Hi Orro, sorry to hear you have had difficulty. Was it a text only report or did it include a photo? I just tested it using an Android phone and the report uploaded successfully. I will test it on Apple also and let you know the outcome.

orro Comment 6 12 Mar 2013, 1:21 PM

It was an pop up message on the screen. Still can't get it to work.

Urban Forest Team Comment 6.1 Team Leader, Tree Planning 13 Mar 2013, 5:15 PM

Hi Orro, the site seems to be functioning but there may be an issue with the app that explains the error. This is a pilot of the site so we do want to find out about any technical difficulties encountered!

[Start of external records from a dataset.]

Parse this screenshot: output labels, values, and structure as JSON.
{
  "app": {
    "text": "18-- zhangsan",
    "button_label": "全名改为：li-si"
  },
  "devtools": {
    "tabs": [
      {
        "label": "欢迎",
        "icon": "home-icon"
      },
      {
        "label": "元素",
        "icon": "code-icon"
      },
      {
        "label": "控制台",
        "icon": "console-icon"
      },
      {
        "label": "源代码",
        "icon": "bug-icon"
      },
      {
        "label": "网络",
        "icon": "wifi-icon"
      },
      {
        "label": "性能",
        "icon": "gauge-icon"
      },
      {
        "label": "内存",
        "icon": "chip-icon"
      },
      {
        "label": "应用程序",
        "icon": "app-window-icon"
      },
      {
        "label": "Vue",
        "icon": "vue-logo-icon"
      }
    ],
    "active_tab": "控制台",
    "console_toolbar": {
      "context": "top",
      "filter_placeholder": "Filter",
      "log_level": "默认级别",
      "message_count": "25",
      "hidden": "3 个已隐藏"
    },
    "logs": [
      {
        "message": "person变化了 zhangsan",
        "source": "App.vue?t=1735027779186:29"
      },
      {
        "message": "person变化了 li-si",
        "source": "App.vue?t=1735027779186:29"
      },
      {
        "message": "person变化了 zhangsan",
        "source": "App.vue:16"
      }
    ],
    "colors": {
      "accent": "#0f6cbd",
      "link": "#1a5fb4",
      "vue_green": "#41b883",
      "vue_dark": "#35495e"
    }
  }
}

To enable you to contribute to the site, submissions can be entered online rather than through the app at:

Alternatively, you can email me your location/s and comments to amelia.needoba[at], and I will upload them online as an anonymous user.

Fran Comment 7 27 Mar 2013, 1:04 PM

Having lived in Queen Street, Melbourne 3000 for 14 years I am craving greenery. The more we can have the better. We have parks but it is not sufficient. One walks outside onto the street and the surroundings are dismal. We love the trees that exist but they are not sufficient.

Apartment blocks are built with no green spaces around them. This is a serious lack in an otherwise good place to live.

Please can we have more greenery especially European trees which have such a refreshing effect on their surroundings in the warmer months.

Urban Forester Comment 7.1 27 Mar 2013, 4:21 PM

Thank you for your comment Fran. We are looking to increase the canopy cover in the CBD and across Melbourne. The urban forest strategy has set a target of 40% in the public realm. It is great to hear that you love our trees and want more! If you are free, please attend the CBD workshop in May. The links to register are on the side bar of this home page.

KAW Comment 8 25 Apr 2013, 9:26 PM

Please please please consider low allergy species! The plane trees cause a lot of issues for a lot of people in spring & summer.

Urban Forest Team Comment 8.1 Team Leader, Tree Planning 26 Apr 2013, 10:29 AM

Hello KAW, we are actively seeking ways to reduce the impact of our existing plane tree population without having to lose the fantastic canopy that these trees are currently providing in many streets. Future species selection will avoid planting trees that are known to cause significant irritant or allergenic responses and the population of plane trees in Melbourne will decrease over time as trees reach the end of their useful life expectancy and are replaced.

melissag Comment 9 28 Apr 2013, 9:51 AM

Please consider including a significant edible food forest to put Melbourne "on the map" in terms of local and innovative food production and distribution. When I say "significant", I mean something akin to the 7-acre food forest approved in Seattle (a more local example includes the 5-acre food forest to be established in Dayelsford). Food security is an issue that requires attention (see Melbourne Council's own Food Security strategy as well as that of Maribyrnong, Darebin, Hobsons Bay Councils). Equally, we need to greatly increase opportunities for people to participate in urban agriculture to reap the benefits of "growing community", improved food literacy and similar. These opportunities for participation are especially needed for urban city dwellers, many of which don't have their own backyards. Opportunities for participation in urban agriculture should also have regard to different cultural and marginalised groups, see the power of community gardening in the case of the Karen refugees that have been settled in Nhill (see Thanks!

Bruce Poon Comment 10 1 May 2013, 10:51 AM

The urban forest strategy needs to work for non-human animals as well as ratepayers. I notice some good comments in the video from Cathy Oke in this regard. In order to improve the amenity for indigenous fauna, the majority of new trees should be natives, with the inclusion of a range of native wildflowers. Providing food, perching and nesting areas for native animals and birds should be a primary consideration, along with corridors of movement (and areas of exclusion where sensible to avoid human/animal conflict).